Furthermore, Kuhner and Pelger (2015) showthat the concept of fair value has different impacts on the valuation andstewardship usefulness of financial statements. To clarify, fair value can displaya negative impact on the ability of financial statement users to assessstewardship of the managers of the company. Lennard (2007) argues that, to beable to assess how the management discharged their responsibilities towards theshareholders, a piece of information that is difficult to disagree with isdemanded. In other words, the historical cost method to value assets andliabilities is seen as a more relevant and superior measure for the purpose of relevantand faithful representative financial statements. Different opinions continue to exist aboutwhether providing information about management stewardship should be stated asan objective of financial reporting. A separate objective for stewardship isnot required because it is comprised within the decision usefulness objective. The decision usefulness objective is toprovide decision useful information to current and future providers of finance.
Additionally, the same information about economic resources and claims, andchanges in them, is the same information needed for assessing managementstewardship. Therefore, adding a discussion about the information that ishelpful in assessing stewardship would be impractical to the objective (Whittington, 2008).Toconclude, it is evident that there are limitations by using the conceptual frameworkand accounting standards. The limitations may make aninvestors’ assessment of an entities net future cash flow inaccurate.
However, the contributions faroutweigh the shortcomings. Without these regulations it would beimpossible to produce accurate, and unbiased financial statements. Even iffinancial statements were slightly inaccurate, it would be impossible topredict future net cash inflows without them.
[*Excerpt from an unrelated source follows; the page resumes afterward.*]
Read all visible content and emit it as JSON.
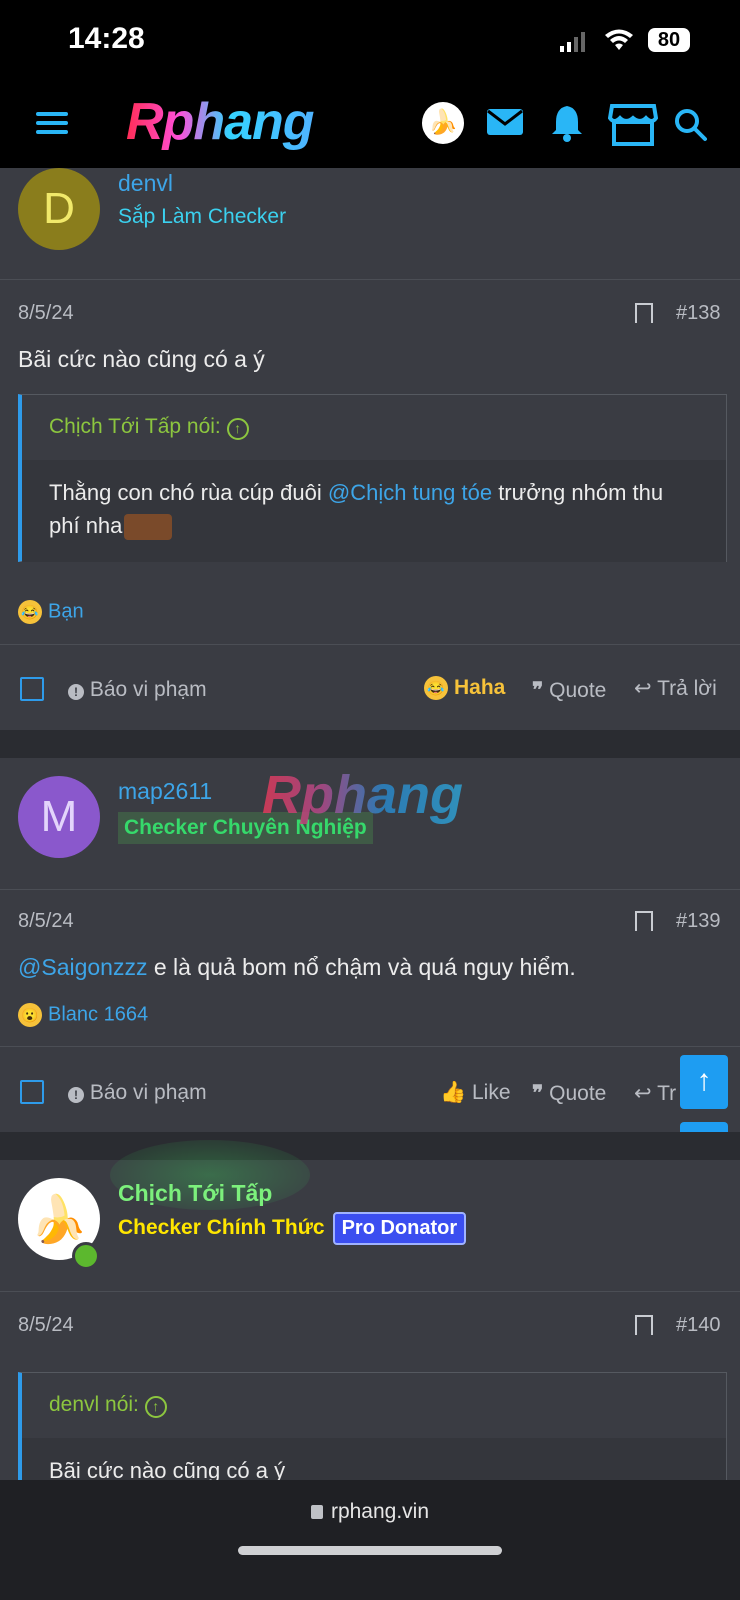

Faithful representative andrelevant financial information would not be possible without these accountingstandards. Continued developmentand enhancement is recommended. With regards to stewardship, it would not be sufficientto only use financial statements to measure management responsibilities of theentity. Therefore, I believe that valuation should be considered as the main objectiveof financial reporting.